David Rawlinson

https://agi.io

Comments ( 8 )

  1. ReplyPhilipp
    I think I read the same explanation on Fergal Byrnes blog (which seems to be down now). How are you going to implement the "burst"? As a signal over x time steps or a weighted activation? And are you going to implement the truncation as separate from the lateral inhibition? Do you think prediction is exclusively top-down or lateral as well, like in HTM?
    • ReplyAuthorDavid Rawlinson
      Hi Philipp, We are moving towards a Spiking-Neural-Network implementation because at the moment we believe that some of the good temporal coding properties cannot be effectively captured in a weighted activation. Look out for the next blog post on Spike-Timing Dependent Plasticity (STDP)! I don't think I've seen the same explanation but I'm aware Fergal has chewed over many of the same ideas. If you have a link that'd be good - he may well have different biological evidence that I'd like to see.
    • ReplyAuthorDavid Rawlinson
      A lot of questions to answer! I think we will probably try something like a burst. Unsure exactly how. We have several major experiment algorithms under test. We like top-down and lateral prediction but will test them independently as well as together.
  2. ReplyPhilipp
    I can't give you a link to a specific blog post, I'd have to go through all his post via the wayback machine to find it. But I think the idea is also expressed in his online book, though in a somewhat confused way: "This last process is called bursting, and gives rise to a short-lived pattern which encodes exactly how well the column as an ensemble has matched its predictions. Basically, the more cells which fire, the more “confused” the match between prediction and reality." https://leanpub.com/realsmartmachines/read That sounds like predictive coding, but the other details he mentions don't quite make sense to me in that regard.
  3. ReplyAuthorDavid Rawlinson
    It's possible to come to similar ideas from different directions. I believe HTM has a simple feature where more cells "fire" if the output is unpredicted. This is just arriving at a similar conclusion from a different direction!
  4. ReplyPhilipp
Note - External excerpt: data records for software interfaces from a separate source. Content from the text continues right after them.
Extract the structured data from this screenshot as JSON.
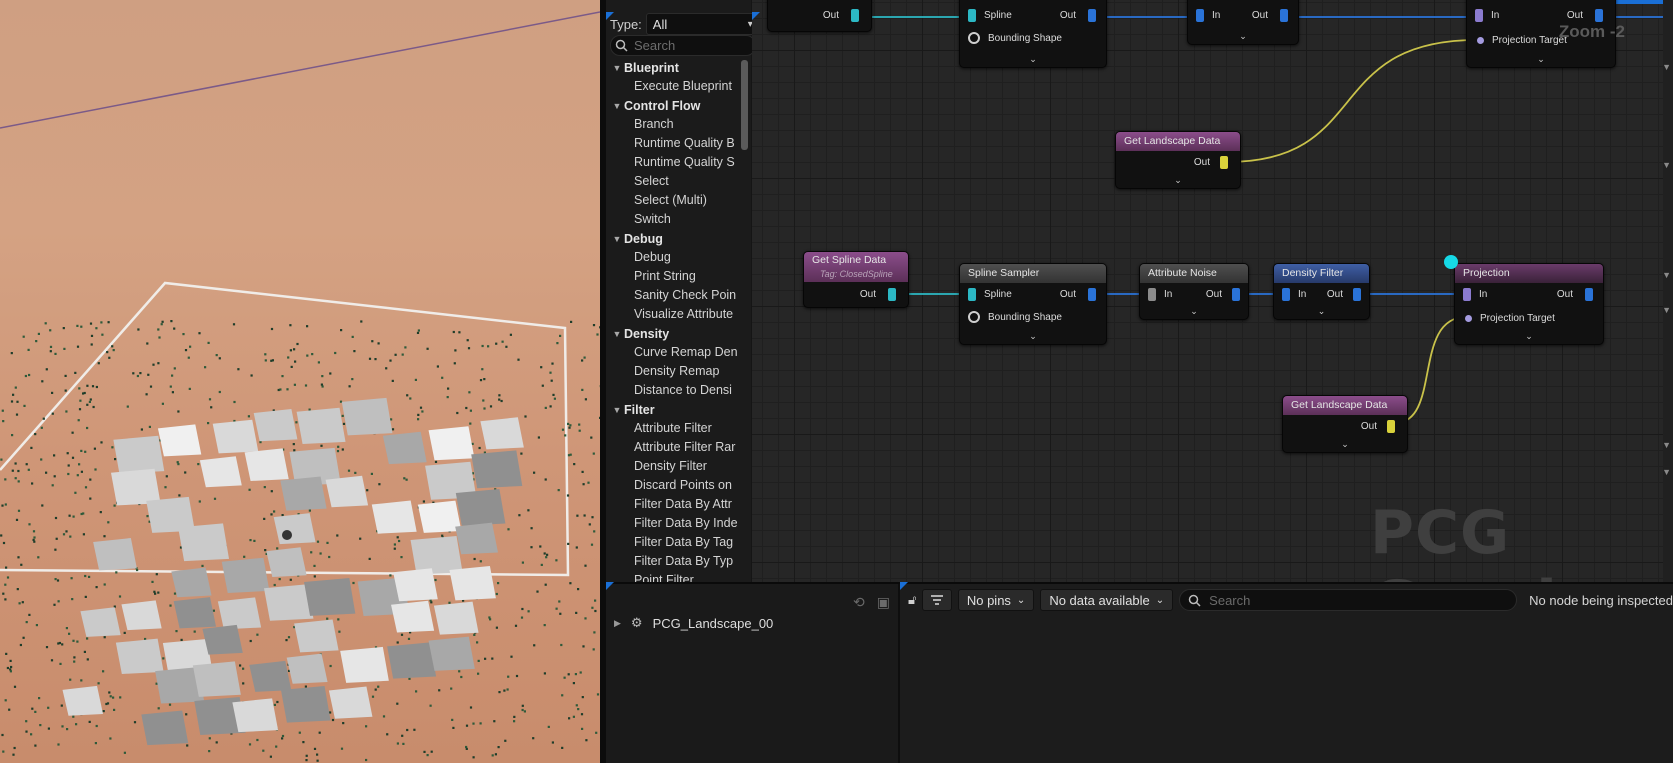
{
  "palette": {
    "type_label": "Type:",
    "type_value": "All",
    "search_placeholder": "Search",
    "categories": [
      {
        "name": "Blueprint",
        "items": [
          "Execute Blueprint"
        ]
      },
      {
        "name": "Control Flow",
        "items": [
          "Branch",
          "Runtime Quality B",
          "Runtime Quality S",
          "Select",
          "Select (Multi)",
          "Switch"
        ]
      },
      {
        "name": "Debug",
        "items": [
          "Debug",
          "Print String",
          "Sanity Check Poin",
          "Visualize Attribute"
        ]
      },
      {
        "name": "Density",
        "items": [
          "Curve Remap Den",
          "Density Remap",
          "Distance to Densi"
        ]
      },
      {
        "name": "Filter",
        "items": [
          "Attribute Filter",
          "Attribute Filter Rar",
          "Density Filter",
          "Discard Points on",
          "Filter Data By Attr",
          "Filter Data By Inde",
          "Filter Data By Tag",
          "Filter Data By Typ",
          "Point Filter"
        ]
      }
    ]
  },
  "graph": {
    "zoom_label": "Zoom -2",
    "watermark": "PCG Graph",
    "pin_labels": {
      "out": "Out",
      "in": "In",
      "spline": "Spline",
      "bounding_shape": "Bounding Shape",
      "projection_target": "Projection Target"
    },
    "nodes": {
      "get_spline_data": {
        "title": "Get Spline Data",
        "subtitle": "Tag: ClosedSpline"
      },
      "spline_sampler": {
        "title": "Spline Sampler"
      },
      "attribute_noise": {
        "title": "Attribute Noise"
      },
      "density_filter": {
        "title": "Density Filter"
      },
      "projection": {
        "title": "Projection"
      },
      "get_landscape_data_top": {
        "title": "Get Landscape Data"
      },
      "get_landscape_data_bottom": {
        "title": "Get Landscape Data"
      }
    },
    "chevron": "⌄"
  },
  "inspector": {
    "outline_item": "PCG_Landscape_00",
    "pins_dropdown": "No pins",
    "data_dropdown": "No data available",
    "search_placeholder": "Search",
    "status": "No node being inspected"
  },
  "colors": {
    "accent": "#1a6fd6",
    "wire_point": "#2a73d8",
    "wire_spline": "#2cb8c4",
    "wire_landscape": "#c9c24a",
    "selection_dot": "#16d9e6"
  }
}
    I think the difference is that they also model the "inhibitory sheath" which has its own kind of input and gives rise to the phenomenon of predictive coding (though the way that's described in Byrne's book doesn't quite make sense to me). Byrne writes that the inhibitory sheath gets the same kind of bottom-up input as the rest of the column and only cells in a predictive state can beat it. But in that case predicted inputs should lead to bursts. To me it seems the inhibitory sheath should get the lateral input to be in a predictive state and then be triggered by a pyramidal cell firing. In that case predicted input would get one activation, unpredicted input would get a burst. But of course that doesn't fit the fact that it's the pyramidal cells that have the prediction mechanism. Ok, maybe the prediction mechanism of the pyramidal cells is only to beat other columns to the punch. So, if the inhibitory sheath gets lateral input, everything makes sense to me.
  5. ReplyAuthorDavid Rawlinson
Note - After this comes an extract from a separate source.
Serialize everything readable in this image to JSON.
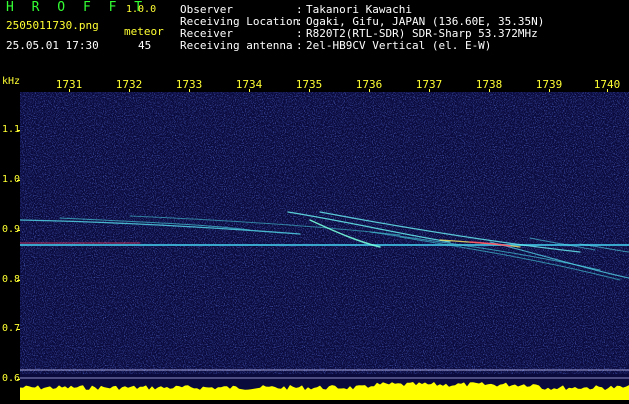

    One thing I've learnt in neuroscience is that you can't trust any one source. Only simulation/experimentation and repeated confirmation by multiple sources can really say definitively how it is really working. Nature likes to give everything 5 separate roles!
  6. ReplyPhilipp
    True. It is also extremely difficult to predict which functionality just emerges out of the mechanisms you already have an understanding of and which need an additional mechanism. Anyway, after that long hiatus I'm really looking forward to more AGI-blog posts! Keep up the great work!